- [Excerpts from an interface dataset]
§

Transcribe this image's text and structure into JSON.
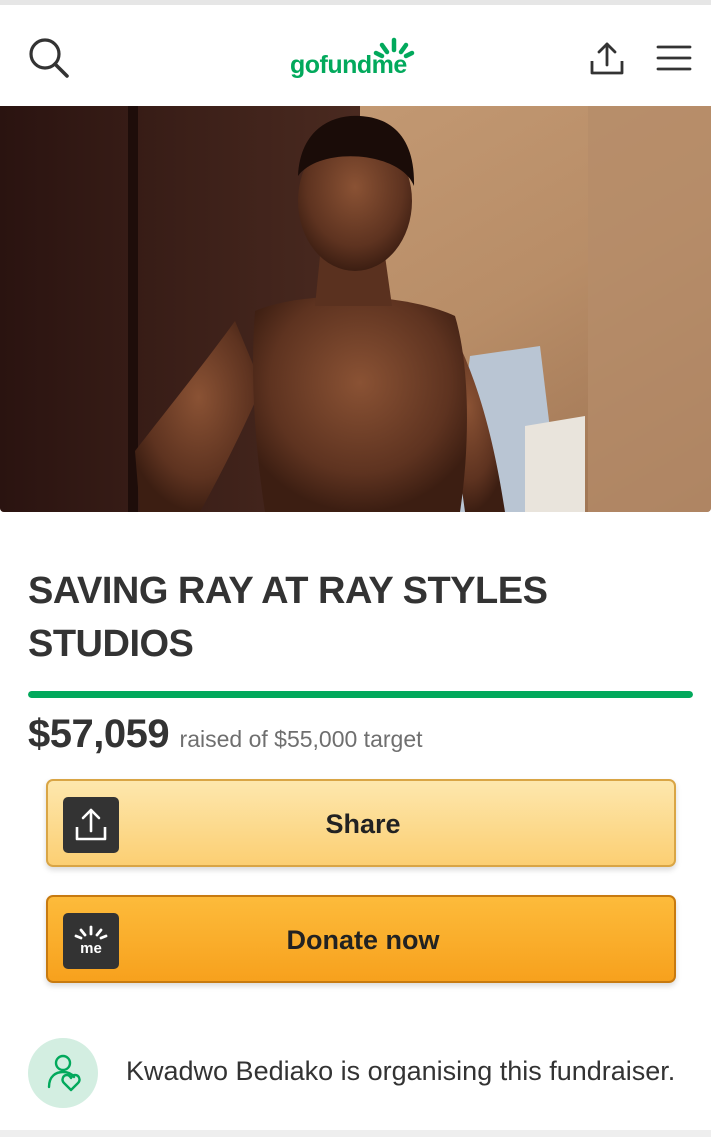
{
  "header": {
    "brand": "gofundme",
    "brand_color": "#02a95c",
    "icons": [
      "search-icon",
      "gofundme-logo",
      "share-icon",
      "menu-icon"
    ]
  },
  "hero": {
    "image_kind": "campaign-photo"
  },
  "campaign": {
    "title": "SAVING RAY AT RAY STYLES STUDIOS",
    "raised_amount": "$57,059",
    "raised_text": "raised of $55,000 target",
    "progress_fraction": 1.0
  },
  "actions": {
    "share_label": "Share",
    "donate_label": "Donate now",
    "donate_icon_text": "me",
    "share_color": "#fcd98a",
    "donate_color": "#fbad2c"
  },
  "organiser": {
    "text": "Kwadwo Bediako is organising this fundraiser."
  }
}
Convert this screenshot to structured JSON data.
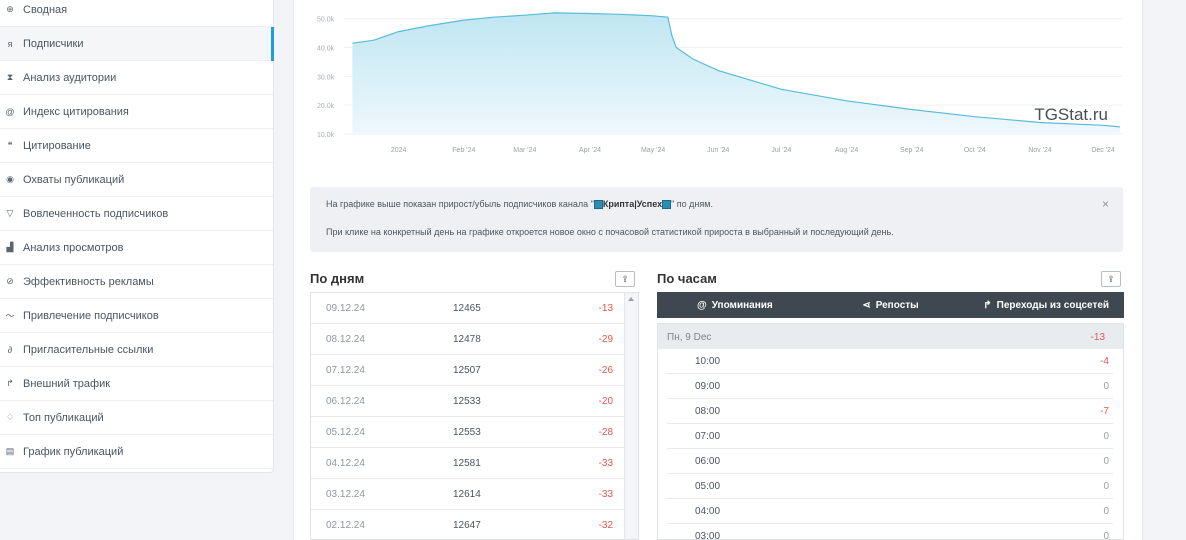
{
  "sidebar": {
    "items": [
      {
        "label": "Сводная",
        "icon": "dashboard-icon"
      },
      {
        "label": "Подписчики",
        "icon": "users-icon"
      },
      {
        "label": "Анализ аудитории",
        "icon": "hourglass-icon"
      },
      {
        "label": "Индекс цитирования",
        "icon": "at-icon"
      },
      {
        "label": "Цитирование",
        "icon": "quote-icon"
      },
      {
        "label": "Охваты публикаций",
        "icon": "eye-icon"
      },
      {
        "label": "Вовлеченность подписчиков",
        "icon": "filter-icon"
      },
      {
        "label": "Анализ просмотров",
        "icon": "bar-chart-icon"
      },
      {
        "label": "Эффективность рекламы",
        "icon": "tag-icon"
      },
      {
        "label": "Привлечение подписчиков",
        "icon": "trend-icon"
      },
      {
        "label": "Пригласительные ссылки",
        "icon": "link-icon"
      },
      {
        "label": "Внешний трафик",
        "icon": "share-arrow-icon"
      },
      {
        "label": "Топ публикаций",
        "icon": "thumbs-up-icon"
      },
      {
        "label": "График публикаций",
        "icon": "calendar-icon"
      }
    ]
  },
  "chart_data": {
    "type": "area",
    "x": [
      "2023-12-10",
      "2023-12-20",
      "2024-01-01",
      "2024-01-15",
      "2024-02-01",
      "2024-02-15",
      "2024-03-01",
      "2024-03-15",
      "2024-04-01",
      "2024-04-15",
      "2024-05-01",
      "2024-05-08",
      "2024-05-10",
      "2024-05-12",
      "2024-05-20",
      "2024-06-01",
      "2024-07-01",
      "2024-08-01",
      "2024-09-01",
      "2024-10-01",
      "2024-11-01",
      "2024-12-01",
      "2024-12-09"
    ],
    "y": [
      41500,
      42500,
      45500,
      47500,
      49500,
      50500,
      51200,
      52000,
      51800,
      51500,
      51000,
      50500,
      44000,
      40000,
      36000,
      32000,
      25500,
      21500,
      18500,
      16000,
      14000,
      13000,
      12465
    ],
    "ylim": [
      10000,
      53000
    ],
    "y_ticks": [
      "50.0k",
      "40.0k",
      "30.0k",
      "20.0k",
      "10.0k"
    ],
    "y_tick_values": [
      50000,
      40000,
      30000,
      20000,
      10000
    ],
    "x_ticks": [
      "2024",
      "Feb '24",
      "Mar '24",
      "Apr '24",
      "May '24",
      "Jun '24",
      "Jul '24",
      "Aug '24",
      "Sep '24",
      "Oct '24",
      "Nov '24",
      "Dec '24"
    ],
    "x_tick_dates": [
      "2024-01-01",
      "2024-02-01",
      "2024-03-01",
      "2024-04-01",
      "2024-05-01",
      "2024-06-01",
      "2024-07-01",
      "2024-08-01",
      "2024-09-01",
      "2024-10-01",
      "2024-11-01",
      "2024-12-01"
    ],
    "watermark": "TGStat.ru",
    "line_color": "#5bbcd9",
    "fill_color": "#bfe6f2",
    "grid": true
  },
  "info": {
    "line1_prefix": "На графике выше показан прирост/убыль подписчиков канала \"",
    "channel": "Крипта|Успех",
    "line1_suffix": "\" по дням.",
    "line2": "При клике на конкретный день на графике откроется новое окно с почасовой статистикой прироста в выбранный и последующий день."
  },
  "days": {
    "title": "По дням",
    "rows": [
      {
        "date": "09.12.24",
        "value": "12465",
        "diff": "-13"
      },
      {
        "date": "08.12.24",
        "value": "12478",
        "diff": "-29"
      },
      {
        "date": "07.12.24",
        "value": "12507",
        "diff": "-26"
      },
      {
        "date": "06.12.24",
        "value": "12533",
        "diff": "-20"
      },
      {
        "date": "05.12.24",
        "value": "12553",
        "diff": "-28"
      },
      {
        "date": "04.12.24",
        "value": "12581",
        "diff": "-33"
      },
      {
        "date": "03.12.24",
        "value": "12614",
        "diff": "-33"
      },
      {
        "date": "02.12.24",
        "value": "12647",
        "diff": "-32"
      }
    ]
  },
  "hours": {
    "title": "По часам",
    "tabs": [
      {
        "label": "Упоминания",
        "icon": "at-icon"
      },
      {
        "label": "Репосты",
        "icon": "share-icon"
      },
      {
        "label": "Переходы из соцсетей",
        "icon": "share-arrow-icon"
      }
    ],
    "day_label": "Пн, 9 Dec",
    "day_total": "-13",
    "rows": [
      {
        "time": "10:00",
        "value": "-4"
      },
      {
        "time": "09:00",
        "value": "0"
      },
      {
        "time": "08:00",
        "value": "-7"
      },
      {
        "time": "07:00",
        "value": "0"
      },
      {
        "time": "06:00",
        "value": "0"
      },
      {
        "time": "05:00",
        "value": "0"
      },
      {
        "time": "04:00",
        "value": "0"
      },
      {
        "time": "03:00",
        "value": "0"
      }
    ]
  },
  "colors": {
    "accent": "#1aa0d8",
    "negative": "#e8554e",
    "tabs_bg": "#3f4750"
  }
}
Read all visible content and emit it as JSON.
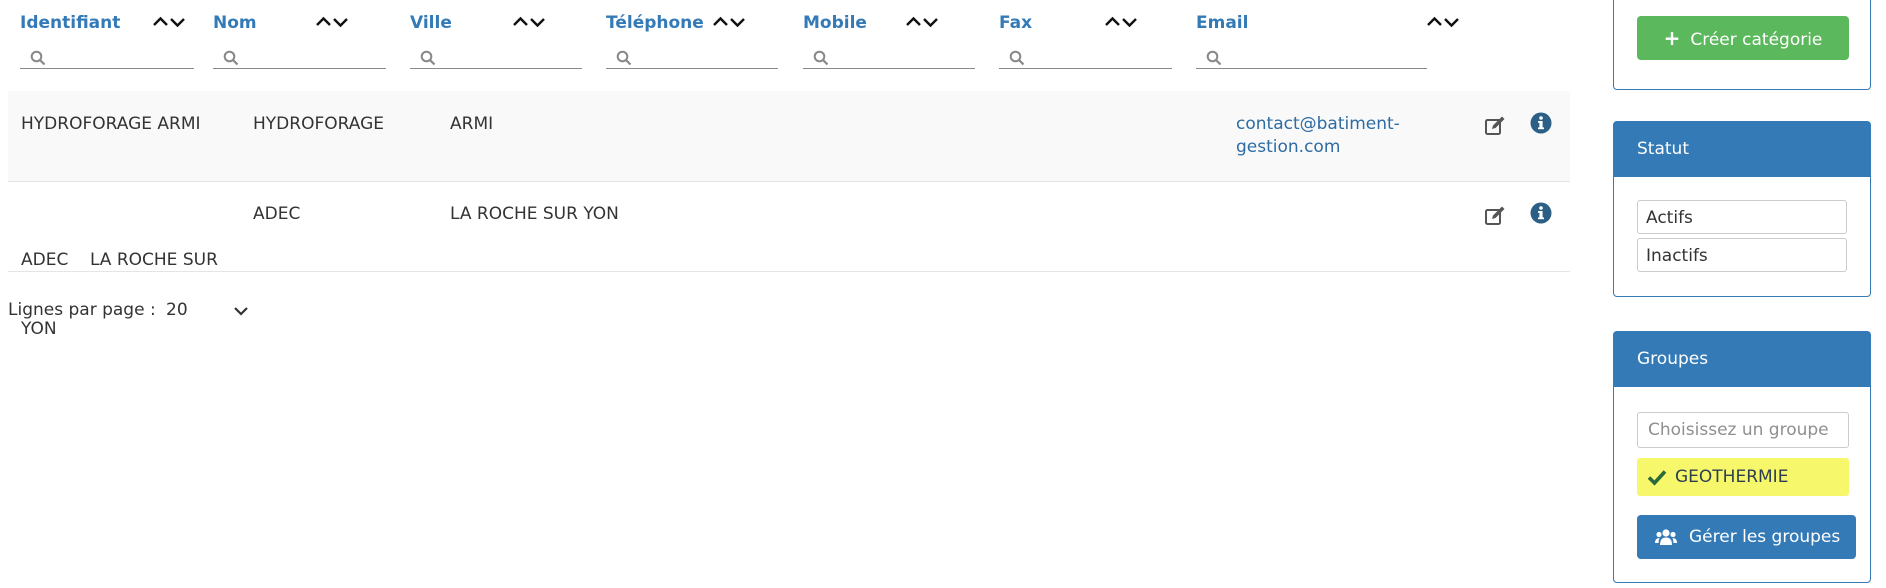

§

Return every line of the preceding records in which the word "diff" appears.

        "diff": "-13"
        "diff": "-29"
        "diff": "-26"
        "diff": "-20"
        "diff": "-28"
        "diff": "-33"
        "diff": "-33"
        "diff": "-32"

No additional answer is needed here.